While US citizens have always had disagreements about what policies are best, most people have historically trusted and respected the process we use to determine which policies prevail. Unfortunately, that trust has deteriorated in recent years. It has fallen even more in the aftermath of the Covid-19 pandemic, which will likely still be active as the general election polls open later this year.
As of late April, only 59% of voters think the 2020 election will be conducted even somewhat fairly and accurately.
This is a staggering statistic for a country that prides itself on the rule of law. The fewer people who believe their legislators were legitimately elected, the less legitimacy the legislative process has. The United States is only 10% away from a majority of its citizens believing that the country’s elections are unfair or inaccurate (or both).
For investigative agencies charged with election integrity, this makes the 2020 election one of the biggest challenges they’ve ever faced. While many of these agencies are charged with keeping elections free and fair, they’re also supposed to ensure citizens believe elections are free and fair. And when so many voters believe the candidates are cheating the system, it falls to these officials to demonstrate that the rules are being enforced fairly and equitably.
Further complicating the matter, twenty-six states have partisan elections for chief elections administrator. In most of these states, this responsibility falls to the Secretary of State. In ten other states, the governor or legislature appoints an elections head. Partisan-elected administrators further erode confidence in the system. This is especially true in situations where the Secretary of State is managing the oversight of their own election to higher office, as recently happened in Georgia.
This problem certainly isn’t getting any help from the United States Senate. The Federal Elections Commission was powerless to enforce elections law for the 37 weeks prior to last Tuesday. That’s because it lacked a quorum, with only two of five commissioner seats filled. Last Tuesday’s Senate Confirmation vote of an additional commissioner still leaves the commission with only 3 members, weakening its legitimacy if not its legal enforcement powers.
All of this puts more responsibility than ever on state ethics commissions. While they don’t technically oversee elections in most cases, they do ensure that the incumbents aren’t abusing their position to illegally trade influence for campaign contributions or public support. This helps to put political challengers on a more equal footing.
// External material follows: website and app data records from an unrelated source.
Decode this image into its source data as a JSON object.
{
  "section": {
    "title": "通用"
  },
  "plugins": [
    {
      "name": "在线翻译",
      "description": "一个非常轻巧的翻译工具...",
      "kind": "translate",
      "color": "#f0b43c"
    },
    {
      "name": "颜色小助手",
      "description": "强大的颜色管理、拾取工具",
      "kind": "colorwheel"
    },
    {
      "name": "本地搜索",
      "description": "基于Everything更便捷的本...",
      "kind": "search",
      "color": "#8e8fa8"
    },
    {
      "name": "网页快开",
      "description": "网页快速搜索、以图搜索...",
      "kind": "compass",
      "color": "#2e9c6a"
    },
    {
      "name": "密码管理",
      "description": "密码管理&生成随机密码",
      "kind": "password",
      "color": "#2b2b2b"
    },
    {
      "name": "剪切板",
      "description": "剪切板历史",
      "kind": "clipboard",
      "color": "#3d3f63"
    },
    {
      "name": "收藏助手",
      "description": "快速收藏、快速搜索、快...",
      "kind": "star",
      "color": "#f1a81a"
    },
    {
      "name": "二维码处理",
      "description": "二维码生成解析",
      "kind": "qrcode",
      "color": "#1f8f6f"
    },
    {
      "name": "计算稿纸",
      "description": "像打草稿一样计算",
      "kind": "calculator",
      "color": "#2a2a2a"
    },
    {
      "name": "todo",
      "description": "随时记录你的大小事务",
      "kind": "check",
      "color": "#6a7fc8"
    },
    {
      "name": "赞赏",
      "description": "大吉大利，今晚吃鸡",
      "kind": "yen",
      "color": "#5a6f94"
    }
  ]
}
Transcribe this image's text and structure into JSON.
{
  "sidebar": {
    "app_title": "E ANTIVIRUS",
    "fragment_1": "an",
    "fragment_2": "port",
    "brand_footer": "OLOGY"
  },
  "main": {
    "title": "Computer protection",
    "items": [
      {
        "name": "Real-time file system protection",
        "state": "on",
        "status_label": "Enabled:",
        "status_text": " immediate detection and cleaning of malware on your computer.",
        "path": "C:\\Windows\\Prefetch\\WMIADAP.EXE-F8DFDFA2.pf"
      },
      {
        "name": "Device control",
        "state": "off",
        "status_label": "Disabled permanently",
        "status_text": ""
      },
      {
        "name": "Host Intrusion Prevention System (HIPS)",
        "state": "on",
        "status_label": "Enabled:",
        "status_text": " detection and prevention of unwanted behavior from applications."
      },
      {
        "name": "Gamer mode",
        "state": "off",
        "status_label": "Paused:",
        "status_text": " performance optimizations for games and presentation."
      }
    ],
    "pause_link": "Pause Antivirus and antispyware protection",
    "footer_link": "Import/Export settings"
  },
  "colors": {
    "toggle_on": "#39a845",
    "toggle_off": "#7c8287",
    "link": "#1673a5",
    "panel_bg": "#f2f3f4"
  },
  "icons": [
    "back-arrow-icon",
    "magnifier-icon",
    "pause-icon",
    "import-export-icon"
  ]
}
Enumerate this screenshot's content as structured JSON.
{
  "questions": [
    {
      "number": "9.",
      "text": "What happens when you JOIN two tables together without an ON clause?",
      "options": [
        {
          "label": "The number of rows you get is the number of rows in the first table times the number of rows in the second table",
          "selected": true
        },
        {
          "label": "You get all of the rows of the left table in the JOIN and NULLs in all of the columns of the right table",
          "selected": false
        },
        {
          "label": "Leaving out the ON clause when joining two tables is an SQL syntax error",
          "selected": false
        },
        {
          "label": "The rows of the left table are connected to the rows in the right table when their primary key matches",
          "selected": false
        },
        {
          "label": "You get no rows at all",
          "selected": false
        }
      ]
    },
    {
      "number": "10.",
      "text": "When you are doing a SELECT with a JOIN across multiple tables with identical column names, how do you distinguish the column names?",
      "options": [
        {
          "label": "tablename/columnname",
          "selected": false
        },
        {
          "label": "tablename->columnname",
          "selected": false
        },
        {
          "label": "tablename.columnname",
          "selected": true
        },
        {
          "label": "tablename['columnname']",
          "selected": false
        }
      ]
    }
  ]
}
And while that 59% confidence statistic isn’t great for election oversight officials, it isn’t great for elected officials either. Incumbents have always used the benefits of their office to help them secure re-election to the maximum extent allowed by law. But the rapid drop of confidence in the electorate might signal that they’re fed up not just with their own representative, but with the entire political process. Historically, that doesn’t end well for any of the political leaders, regardless of party.
To learn how CMTS can help your investigative office handle cases more efficiently, call us at 855-667-8877 or email us at Team_CMTS@MyCMTS.com